## [To do]
Lines that contain the string "JSON" are the ones to list; copy all of them from the records.

## [Record excerpts]
>>>

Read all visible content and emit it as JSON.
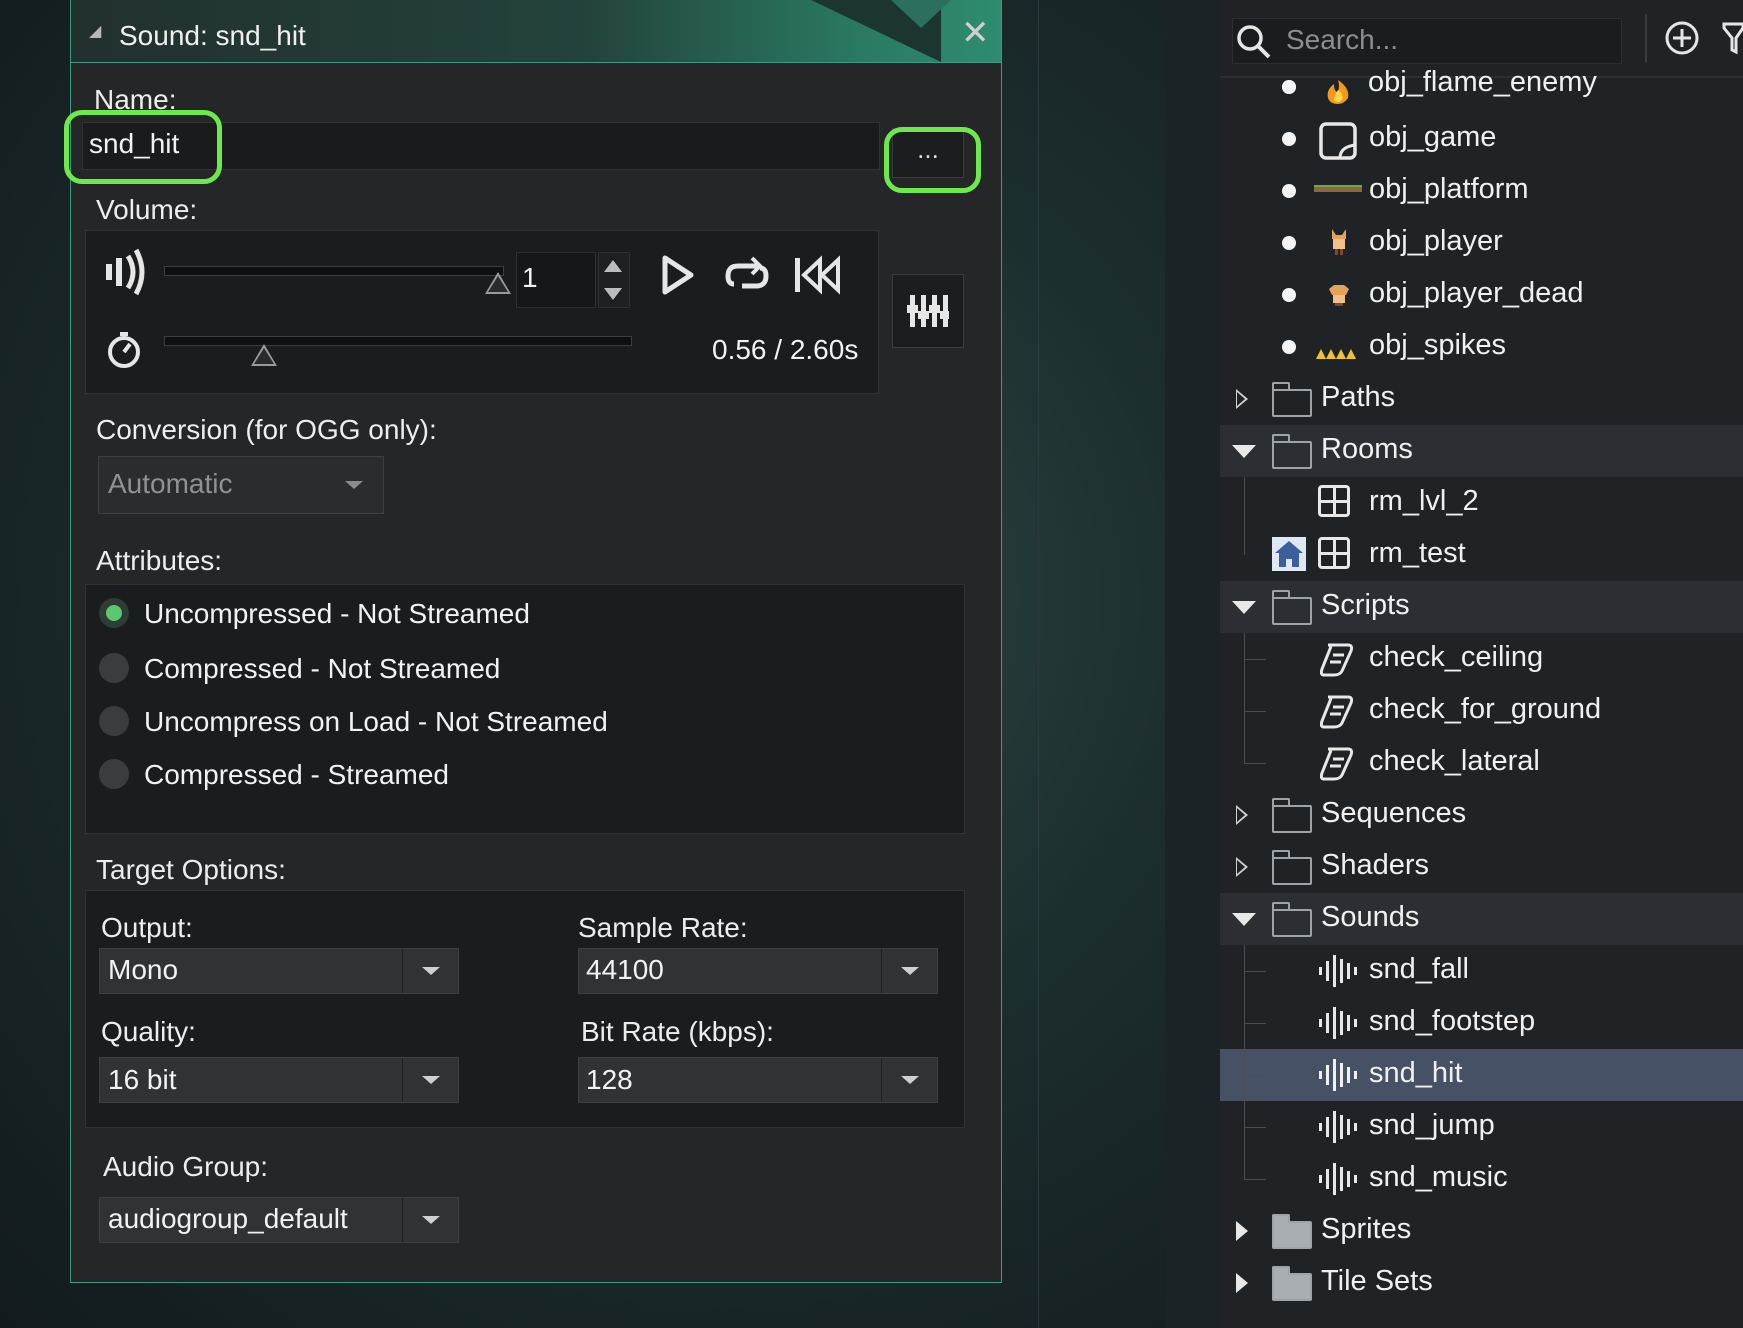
{
  "window": {
    "title": "Sound: snd_hit",
    "close_glyph": "✕"
  },
  "name": {
    "label": "Name:",
    "value": "snd_hit",
    "browse_label": "..."
  },
  "volume": {
    "label": "Volume:",
    "value": "1",
    "volume_level": 1.0,
    "time_readout": "0.56 / 2.60s",
    "playback_position": 0.215
  },
  "conversion": {
    "label": "Conversion (for OGG only):",
    "selected": "Automatic"
  },
  "attributes": {
    "label": "Attributes:",
    "options": [
      "Uncompressed - Not Streamed",
      "Compressed - Not Streamed",
      "Uncompress on Load - Not Streamed",
      "Compressed - Streamed"
    ],
    "selected_index": 0
  },
  "target": {
    "label": "Target Options:",
    "output_label": "Output:",
    "output_value": "Mono",
    "sample_rate_label": "Sample Rate:",
    "sample_rate_value": "44100",
    "quality_label": "Quality:",
    "quality_value": "16 bit",
    "bit_rate_label": "Bit Rate (kbps):",
    "bit_rate_value": "128"
  },
  "audio_group": {
    "label": "Audio Group:",
    "value": "audiogroup_default"
  },
  "asset_browser": {
    "search_placeholder": "Search...",
    "objects": [
      "obj_flame_enemy",
      "obj_game",
      "obj_platform",
      "obj_player",
      "obj_player_dead",
      "obj_spikes"
    ],
    "folders": {
      "paths": "Paths",
      "rooms": "Rooms",
      "scripts": "Scripts",
      "sequences": "Sequences",
      "shaders": "Shaders",
      "sounds": "Sounds",
      "sprites": "Sprites",
      "tile_sets": "Tile Sets"
    },
    "rooms": [
      "rm_lvl_2",
      "rm_test"
    ],
    "scripts": [
      "check_ceiling",
      "check_for_ground",
      "check_lateral"
    ],
    "sounds": [
      "snd_fall",
      "snd_footstep",
      "snd_hit",
      "snd_jump",
      "snd_music"
    ],
    "selected_sound": "snd_hit"
  },
  "colors": {
    "accent_green": "#6ee84a",
    "window_border": "#3c9a82",
    "selected_row": "#475166"
  }
}
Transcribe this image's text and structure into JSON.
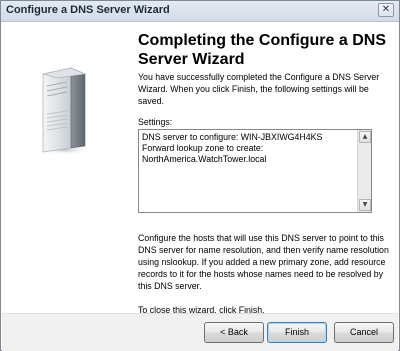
{
  "window": {
    "title": "Configure a DNS Server Wizard",
    "close_glyph": "✕"
  },
  "left_panel": {
    "icon": "server-tower-icon"
  },
  "page": {
    "heading": "Completing the Configure a DNS Server Wizard",
    "intro": "You have successfully completed the Configure a DNS Server Wizard. When you click Finish, the following settings will be saved.",
    "settings_label": "Settings:",
    "settings_lines": "DNS server to configure: WIN-JBXIWG4H4KS\nForward lookup zone to create:\nNorthAmerica.WatchTower.local",
    "body": "Configure the hosts that will use this DNS server to point to this DNS server for name resolution, and then verify name resolution using nslookup. If you added a new primary zone, add resource records to it for the hosts whose names need to be resolved by this DNS server.",
    "close_instructions": "To close this wizard, click Finish."
  },
  "scrollbar": {
    "up_glyph": "▲",
    "down_glyph": "▼"
  },
  "buttons": {
    "back": "< Back",
    "finish": "Finish",
    "cancel": "Cancel"
  }
}
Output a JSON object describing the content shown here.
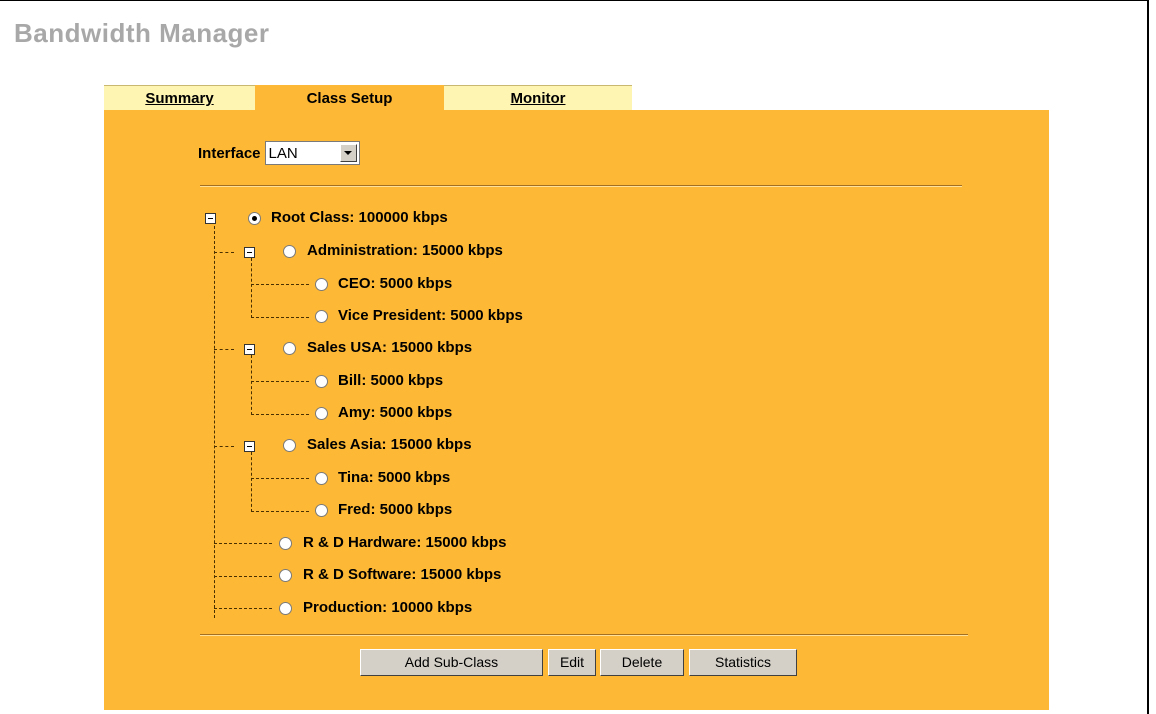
{
  "page_title": "Bandwidth Manager",
  "tabs": [
    {
      "label": "Summary"
    },
    {
      "label": "Class Setup"
    },
    {
      "label": "Monitor"
    }
  ],
  "interface": {
    "label": "Interface",
    "value": "LAN"
  },
  "tree": {
    "root": "Root Class: 100000 kbps",
    "administration": "Administration: 15000 kbps",
    "ceo": "CEO: 5000 kbps",
    "vice_president": "Vice President: 5000 kbps",
    "sales_usa": "Sales USA: 15000 kbps",
    "bill": "Bill: 5000 kbps",
    "amy": "Amy: 5000 kbps",
    "sales_asia": "Sales Asia: 15000 kbps",
    "tina": "Tina: 5000 kbps",
    "fred": "Fred: 5000 kbps",
    "rd_hardware": "R & D Hardware: 15000 kbps",
    "rd_software": "R & D Software: 15000 kbps",
    "production": "Production: 10000 kbps"
  },
  "buttons": {
    "add_sub_class": "Add Sub-Class",
    "edit": "Edit",
    "delete": "Delete",
    "statistics": "Statistics"
  },
  "colors": {
    "panel": "#fdb835",
    "tab_inactive": "#fef5b3",
    "title": "#a8a8a8"
  }
}
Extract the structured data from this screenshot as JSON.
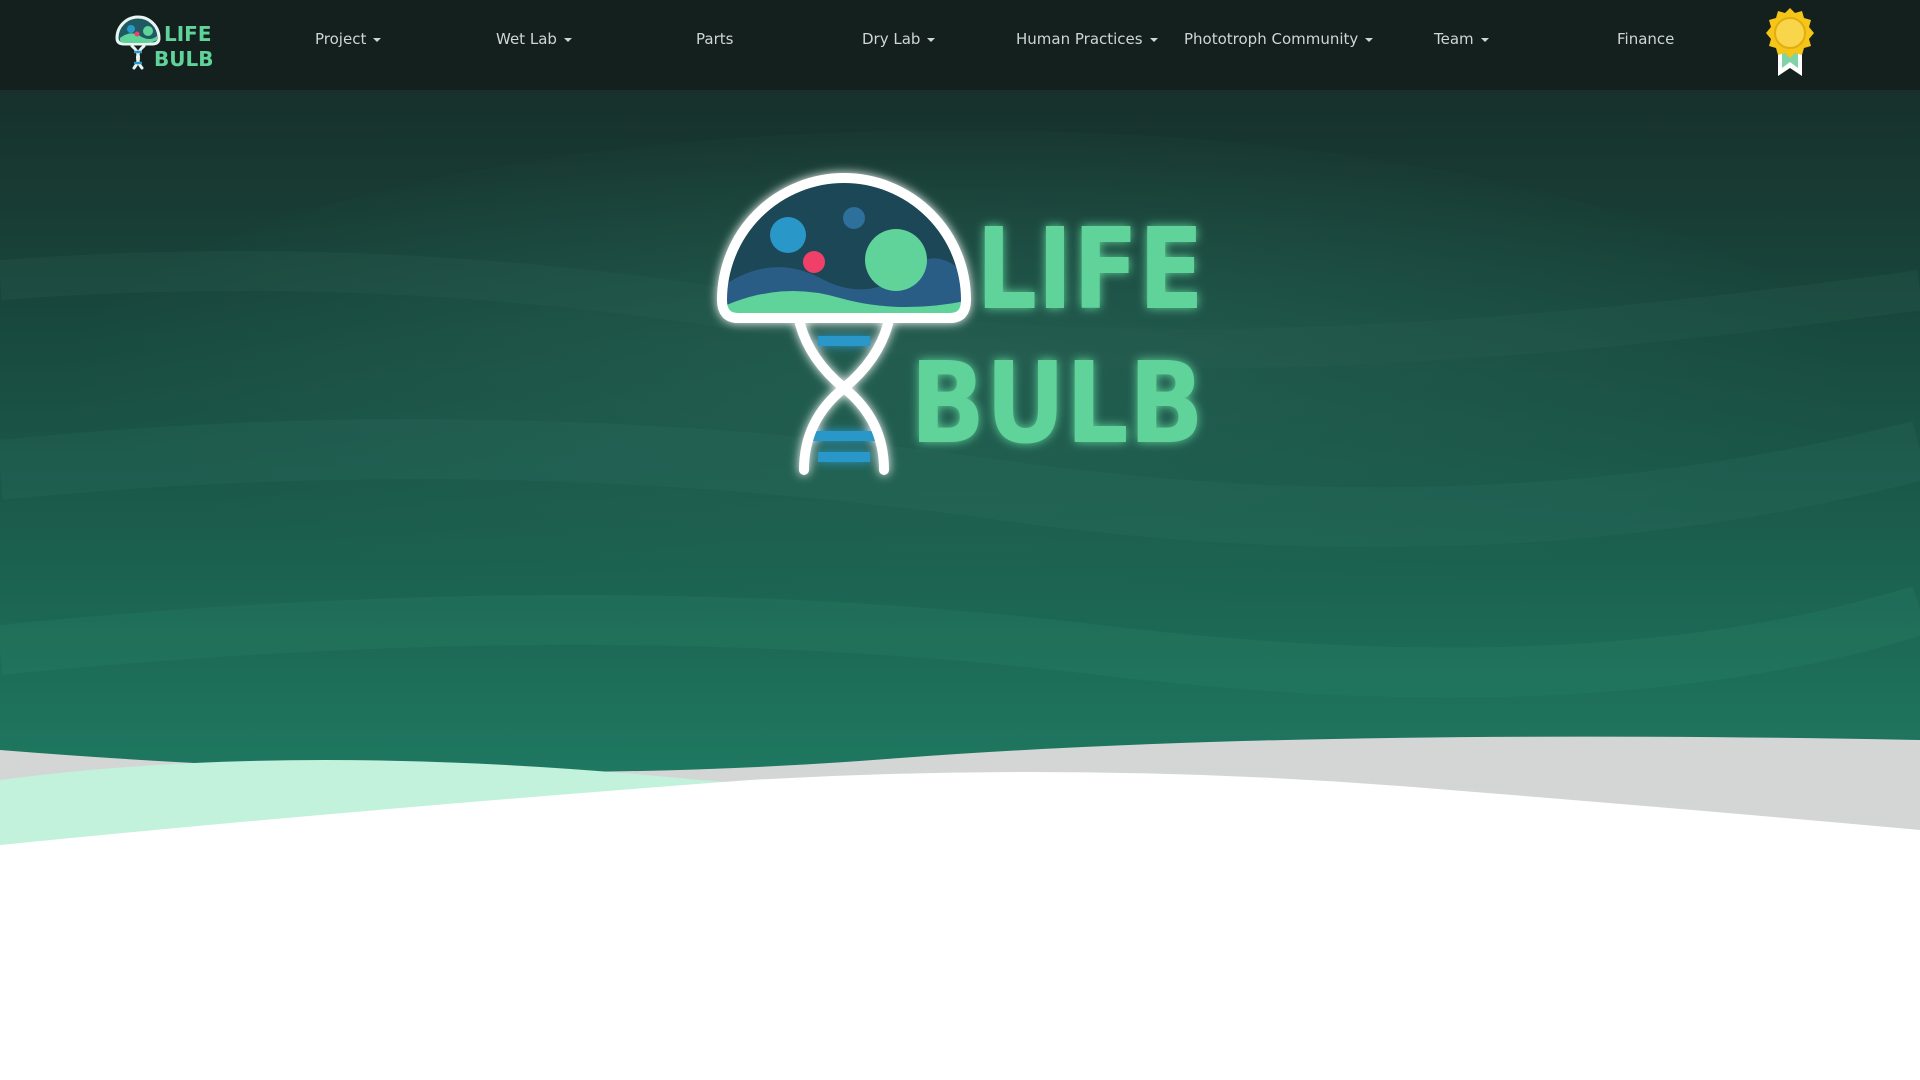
{
  "brand": {
    "logo_text_line1": "LIFE",
    "logo_text_line2": "BULB",
    "accent_green": "#5fd39a",
    "accent_blue": "#2a97c9",
    "accent_pink": "#f0406a",
    "nav_background": "#14201d",
    "hero_teal": "#1d6a58"
  },
  "nav": {
    "items": [
      {
        "label": "Project",
        "has_dropdown": true
      },
      {
        "label": "Wet Lab",
        "has_dropdown": true
      },
      {
        "label": "Parts",
        "has_dropdown": false
      },
      {
        "label": "Dry Lab",
        "has_dropdown": true
      },
      {
        "label": "Human Practices",
        "has_dropdown": true
      },
      {
        "label": "Phototroph Community",
        "has_dropdown": true
      },
      {
        "label": "Team",
        "has_dropdown": true
      },
      {
        "label": "Finance",
        "has_dropdown": false
      }
    ],
    "medal_icon": "gold-medal-ribbon-icon"
  },
  "hero": {
    "logo_icon": "lightbulb-dna-icon"
  }
}
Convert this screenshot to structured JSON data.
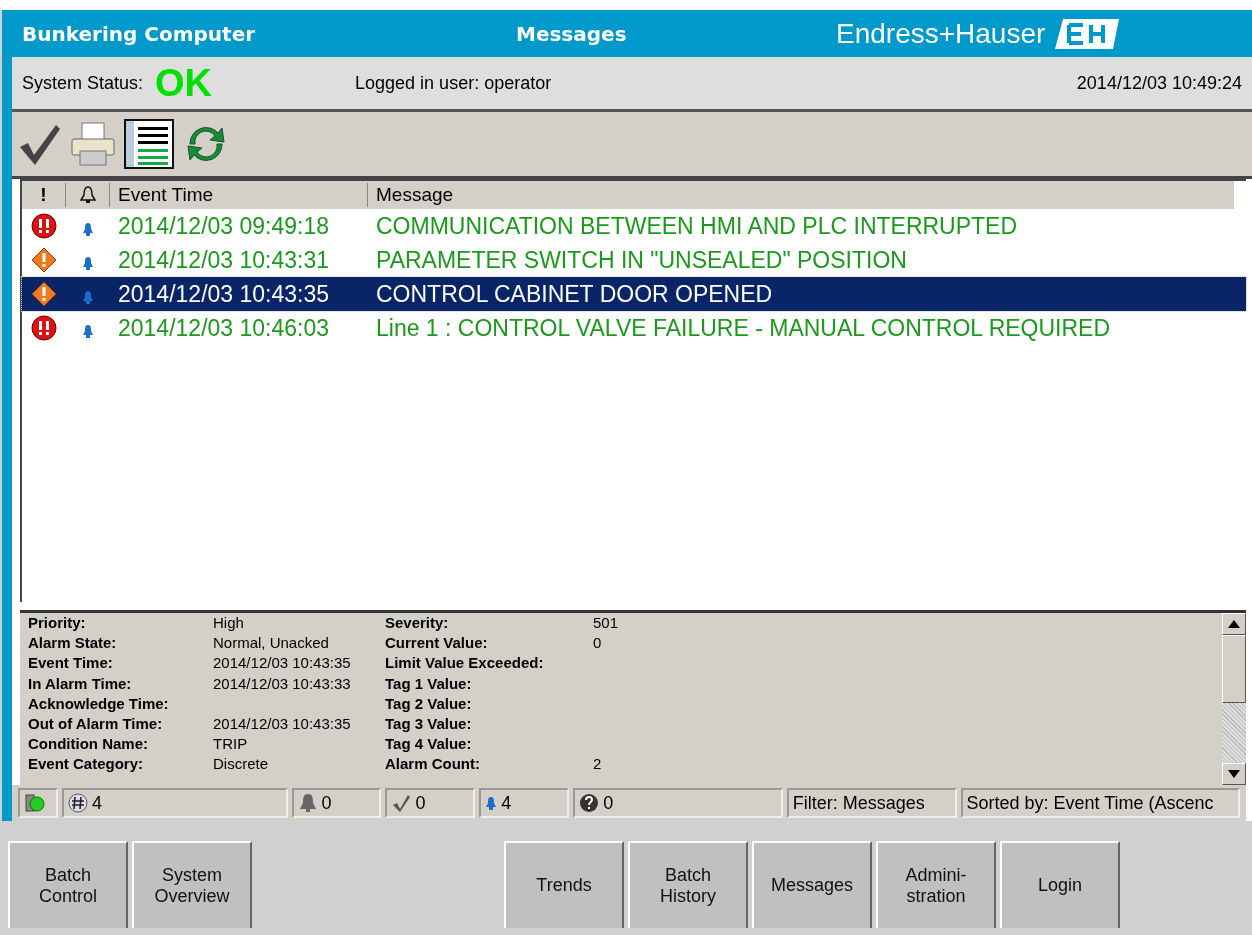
{
  "header": {
    "app_title": "Bunkering Computer",
    "page_title": "Messages",
    "brand": "Endress+Hauser"
  },
  "status_bar": {
    "label": "System Status:",
    "status": "OK",
    "user": "Logged in user: operator",
    "datetime": "2014/12/03 10:49:24"
  },
  "toolbar": [
    {
      "kind": "check"
    },
    {
      "kind": "print"
    },
    {
      "kind": "list"
    },
    {
      "kind": "refresh"
    }
  ],
  "table": {
    "columns": [
      "!",
      "Event Time",
      "Message"
    ],
    "rows": [
      {
        "kind": "high",
        "time": "2014/12/03 09:49:18",
        "message": "COMMUNICATION BETWEEN HMI AND PLC INTERRUPTED",
        "selected": false
      },
      {
        "kind": "medium",
        "time": "2014/12/03 10:43:31",
        "message": "PARAMETER SWITCH IN \"UNSEALED\" POSITION",
        "selected": false
      },
      {
        "kind": "medium",
        "time": "2014/12/03 10:43:35",
        "message": "CONTROL CABINET DOOR OPENED",
        "selected": true
      },
      {
        "kind": "high",
        "time": "2014/12/03 10:46:03",
        "message": "Line 1 : CONTROL VALVE FAILURE - MANUAL CONTROL REQUIRED",
        "selected": false
      }
    ]
  },
  "details": [
    {
      "label": "Priority:",
      "value": "High",
      "label2": "Severity:",
      "value2": "501"
    },
    {
      "label": "Alarm State:",
      "value": "Normal, Unacked",
      "label2": "Current Value:",
      "value2": "0"
    },
    {
      "label": "Event Time:",
      "value": "2014/12/03 10:43:35",
      "label2": "Limit Value Exceeded:"
    },
    {
      "label": "In Alarm Time:",
      "value": "2014/12/03 10:43:33",
      "label2": "Tag 1 Value:"
    },
    {
      "label": "Acknowledge Time:",
      "label2": "Tag 2 Value:"
    },
    {
      "label": "Out of Alarm Time:",
      "value": "2014/12/03 10:43:35",
      "label2": "Tag 3 Value:"
    },
    {
      "label": "Condition Name:",
      "value": "TRIP",
      "label2": "Tag 4 Value:"
    },
    {
      "label": "Event Category:",
      "value": "Discrete",
      "label2": "Alarm Count:",
      "value2": "2"
    }
  ],
  "counters": [
    {
      "kind": "connection"
    },
    {
      "kind": "total",
      "text": "4"
    },
    {
      "kind": "active",
      "text": "0"
    },
    {
      "kind": "acked",
      "text": "0"
    },
    {
      "kind": "unacked",
      "text": "4"
    },
    {
      "kind": "unknown",
      "text": "0"
    }
  ],
  "filter": "Filter: Messages",
  "sort": "Sorted by: Event Time (Ascenc",
  "nav_buttons": [
    {
      "label": "Batch\nControl"
    },
    {
      "label": "System\nOverview"
    },
    {
      "kind": "spacer"
    },
    {
      "label": "Trends"
    },
    {
      "label": "Batch\nHistory"
    },
    {
      "label": "Messages"
    },
    {
      "label": "Admini-\nstration"
    },
    {
      "label": "Login"
    }
  ]
}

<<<

## [Response]
Read all visible content and emit it as JSON.
Transcribe this image's text and structure into JSON.
Output a JSON object describing the content shown here.
Extract the structured data from this screenshot as JSON.
Convert this screenshot to structured JSON data.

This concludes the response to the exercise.